At the outset, let me say that I’m not knocking anyone or belittling the efforts that have been made in this country to try to improve our travel experiences from a technological and infrastructural point of view but one area we do need to work on, which I did not specifically mention before is our international airports. The old adage that first impressions are lasting ones applies as much to travel as to individuals and after recent trips I cannot help but compare the airport experience here with that of travelling to other destinations.

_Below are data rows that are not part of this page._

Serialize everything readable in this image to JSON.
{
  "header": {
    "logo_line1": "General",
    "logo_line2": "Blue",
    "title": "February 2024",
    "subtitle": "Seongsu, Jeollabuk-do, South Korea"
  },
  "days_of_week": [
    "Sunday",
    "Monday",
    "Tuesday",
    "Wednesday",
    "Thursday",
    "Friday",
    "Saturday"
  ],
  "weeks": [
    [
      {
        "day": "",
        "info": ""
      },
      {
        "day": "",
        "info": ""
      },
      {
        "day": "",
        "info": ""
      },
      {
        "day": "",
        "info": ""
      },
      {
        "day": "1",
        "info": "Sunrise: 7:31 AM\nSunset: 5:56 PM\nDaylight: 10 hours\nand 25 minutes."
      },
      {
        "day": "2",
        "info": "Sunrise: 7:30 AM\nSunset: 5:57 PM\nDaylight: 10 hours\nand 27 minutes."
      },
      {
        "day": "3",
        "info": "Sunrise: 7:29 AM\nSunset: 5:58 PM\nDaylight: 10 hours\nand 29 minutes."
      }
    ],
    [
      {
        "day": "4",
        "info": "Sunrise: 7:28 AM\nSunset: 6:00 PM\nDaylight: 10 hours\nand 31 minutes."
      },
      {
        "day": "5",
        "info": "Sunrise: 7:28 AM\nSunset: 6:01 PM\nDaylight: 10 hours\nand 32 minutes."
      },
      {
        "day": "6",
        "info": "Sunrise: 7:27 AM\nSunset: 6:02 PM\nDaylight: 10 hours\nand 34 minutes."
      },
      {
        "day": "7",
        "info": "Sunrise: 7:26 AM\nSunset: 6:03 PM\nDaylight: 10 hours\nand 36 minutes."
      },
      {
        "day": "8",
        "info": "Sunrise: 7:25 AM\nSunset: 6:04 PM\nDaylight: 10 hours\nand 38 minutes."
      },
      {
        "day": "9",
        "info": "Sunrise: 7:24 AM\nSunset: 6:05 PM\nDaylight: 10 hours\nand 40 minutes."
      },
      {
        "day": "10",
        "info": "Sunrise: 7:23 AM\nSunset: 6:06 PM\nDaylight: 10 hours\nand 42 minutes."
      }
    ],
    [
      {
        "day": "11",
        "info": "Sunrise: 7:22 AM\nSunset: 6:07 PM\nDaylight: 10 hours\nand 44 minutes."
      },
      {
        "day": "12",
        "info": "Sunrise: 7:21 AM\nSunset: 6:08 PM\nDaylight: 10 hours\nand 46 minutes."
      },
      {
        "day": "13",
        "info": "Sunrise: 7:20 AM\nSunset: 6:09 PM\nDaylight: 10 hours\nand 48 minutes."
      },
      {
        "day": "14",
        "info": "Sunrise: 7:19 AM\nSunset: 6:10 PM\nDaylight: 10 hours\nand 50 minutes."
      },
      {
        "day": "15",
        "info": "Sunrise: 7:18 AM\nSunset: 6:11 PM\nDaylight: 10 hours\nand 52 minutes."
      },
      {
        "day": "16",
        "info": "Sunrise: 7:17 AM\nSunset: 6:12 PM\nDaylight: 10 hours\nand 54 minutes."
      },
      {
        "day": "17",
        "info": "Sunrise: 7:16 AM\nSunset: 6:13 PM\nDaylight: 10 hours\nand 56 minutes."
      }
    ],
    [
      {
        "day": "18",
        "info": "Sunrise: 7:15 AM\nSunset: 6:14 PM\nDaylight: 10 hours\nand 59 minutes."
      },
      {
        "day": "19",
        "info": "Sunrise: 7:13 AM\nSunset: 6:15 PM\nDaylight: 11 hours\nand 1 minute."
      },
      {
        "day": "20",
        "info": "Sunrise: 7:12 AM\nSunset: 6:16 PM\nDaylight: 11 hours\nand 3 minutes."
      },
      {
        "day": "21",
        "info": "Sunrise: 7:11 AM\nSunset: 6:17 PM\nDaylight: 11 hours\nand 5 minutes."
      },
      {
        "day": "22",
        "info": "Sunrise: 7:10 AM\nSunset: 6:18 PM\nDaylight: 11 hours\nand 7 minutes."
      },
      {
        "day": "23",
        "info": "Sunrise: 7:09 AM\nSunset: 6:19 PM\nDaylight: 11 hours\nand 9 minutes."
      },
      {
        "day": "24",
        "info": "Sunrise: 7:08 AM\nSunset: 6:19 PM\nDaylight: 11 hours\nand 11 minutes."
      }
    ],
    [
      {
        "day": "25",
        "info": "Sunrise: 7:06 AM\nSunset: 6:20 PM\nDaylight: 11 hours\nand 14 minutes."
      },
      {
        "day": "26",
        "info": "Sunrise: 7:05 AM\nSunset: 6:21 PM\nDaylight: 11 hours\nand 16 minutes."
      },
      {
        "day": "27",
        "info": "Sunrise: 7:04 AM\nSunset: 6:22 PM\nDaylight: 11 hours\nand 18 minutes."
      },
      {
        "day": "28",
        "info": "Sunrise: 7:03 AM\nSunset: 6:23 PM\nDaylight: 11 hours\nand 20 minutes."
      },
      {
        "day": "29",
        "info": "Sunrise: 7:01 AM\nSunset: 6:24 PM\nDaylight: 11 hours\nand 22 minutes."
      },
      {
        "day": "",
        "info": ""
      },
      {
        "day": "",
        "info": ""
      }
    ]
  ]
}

Most of Europe, the UK, Canada and the USA have excellent, modern landing entrances to airports which are generally first class. The walk to the connecting flights or passport areas is often made easy by long conveyers that give one the option to enjoy the exercise or be effortlessly transported – and in the security and passport areas, many destinations are now highly modernised with equipment that makes passing through as painless as possible. Yes, it is true that most airports around the world will have slow processing queues when systems are offline and there are airport services on a go-slow, but these are largely the exception rather than the norm. One thing for sure is that there is no amount of technology that can replace an appropriately staffed service counter!
Having usually passed effortlessly to the baggage claim area it appears that the baggage handling issues have all been solved and baggage is generally on time and seldom tampered with. Not only is the experience good when arriving but when boarding too most airports have fast pass queues so that first and business-class passengers board first and other passengers are assigned a certain zone in the aircraft and asked to board accordingly. All this makes for streamlining and time-saving.
Issues that can be avoided with effort
The issue with SA airports is not so much that we don’t have these things in place (or at least have tried to) but the experience can be quite chaotic and anything but organised. We have the fast pass queue or boarding, for example, but due to poor organisation and technical equipment not working properly it is sometimes better to just go along with any queue. With regard to the landing experience, we also sometimes experience delays in getting the correct set of stairs to the incoming flight.
Awareness and effort can keep us on top
There is no doubt that SA has the infrastructure and the technical expertise to get these things right and compete favourably on a global level. We also have a couple of high-class airports but we need to be made aware that we have issues in this area and accordingly make a little more effort to coordinate things correctly. This is why with all the admiration in the world that I have for everyone in this industry who so valiantly fought the COVID menace and worked so hard to get us back into the global playing field – let’s keep playing together as a team (as I’m sure Babs Hoffman would say) and not drop the ball now!
CHIEF EXECUTIVE OFFICER